However, the international nomenclatural committee ended up reversing their opinion on ‘monstrosities’ due to their inability to define them, and validated P. amorphum, which left Dr. Lang open to ridicule for creating a ‘superfluous’ name (which is considered to be quite bad form in taxonomy circles), by those who were clueless about the circumstances that led to it. This in turn led Frank Lang to abandon the judgemental and apparently rather snobby and cutthroat world of research, and turn instead to teaching, much to the benefit of his students at Southern Oregon University, and to the thousands of people who tuned in for his weekly radio pieces called ‘Nature Notes’. Frank Lang passed away in 2019 at the age of 82.

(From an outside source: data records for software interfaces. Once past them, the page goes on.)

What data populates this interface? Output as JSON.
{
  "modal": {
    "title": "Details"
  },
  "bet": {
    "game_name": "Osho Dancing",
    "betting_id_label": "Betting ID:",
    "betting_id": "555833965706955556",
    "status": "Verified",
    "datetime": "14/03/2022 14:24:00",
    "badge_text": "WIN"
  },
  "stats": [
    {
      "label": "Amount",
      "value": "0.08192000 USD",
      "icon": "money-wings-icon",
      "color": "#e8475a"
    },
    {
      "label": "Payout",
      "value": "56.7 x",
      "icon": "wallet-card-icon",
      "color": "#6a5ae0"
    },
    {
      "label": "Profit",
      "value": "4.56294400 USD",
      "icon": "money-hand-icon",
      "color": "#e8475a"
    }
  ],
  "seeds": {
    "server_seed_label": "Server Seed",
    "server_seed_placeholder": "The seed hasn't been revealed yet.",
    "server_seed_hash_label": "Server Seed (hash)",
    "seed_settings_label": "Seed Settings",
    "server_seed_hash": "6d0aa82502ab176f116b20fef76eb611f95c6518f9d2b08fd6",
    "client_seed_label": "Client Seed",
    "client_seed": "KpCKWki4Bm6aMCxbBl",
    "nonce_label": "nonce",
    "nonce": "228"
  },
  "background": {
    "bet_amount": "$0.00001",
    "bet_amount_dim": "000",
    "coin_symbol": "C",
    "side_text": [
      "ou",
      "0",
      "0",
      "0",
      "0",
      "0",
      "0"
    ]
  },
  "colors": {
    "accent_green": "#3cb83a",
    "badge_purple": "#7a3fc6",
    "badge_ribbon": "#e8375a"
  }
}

Description-Fairly small (fronds tend to be less than 12” long) fern with somewhat leathery, sessile pinnules; pinnules twice, or less, as long as wide, slightly to distinctly crenellated, with gently rounded to blunt tips; sori are round, and closer to the margin than to the midrib; rhizome acrid, does not taste like licorice.
Similar species–Polypodium glycyrrhiza has longer, narrower, pointed pinnules, and the root tastes of licorice; Polypodium hesperium has oval sori that are midway between the midrib and the margin; Polypodium scouleri has much larger and longer pinnules which are quite leathery, and is only found at the immediate coast; Polystichum munitum (Sword Ferns) have pinnae on short petioles; Blechnum spicant (Deer Fern) have sterile fronds with fertile stalks growing from the center of the rosette.
Habitat-Uncommon; on rock, often overhanging, and always within mats of moss.
Range-PNW endemic; found at higher elevations in the Cascades, Olympics, and Coast Range, and throughout the wetter parts of the Columbia River Gorge.
Reproductive timing-Spores released in summer and fall.
Eaten by-It is possible that it is a larval host for the moth Pseudobryomima muscosa, since that moth is known to utilize other Polypodium.
Etymology of names-Polypodium means ‘many footed’ in Latin, and refers to this genus’ propensity for springing up from rhizomes. The specific epithet amorphum is from the Greek word for ‘without form’ and my guess is that Suksdorf was referring to this fern as appearing to be a rather amorphous version of Polypodium hesperium.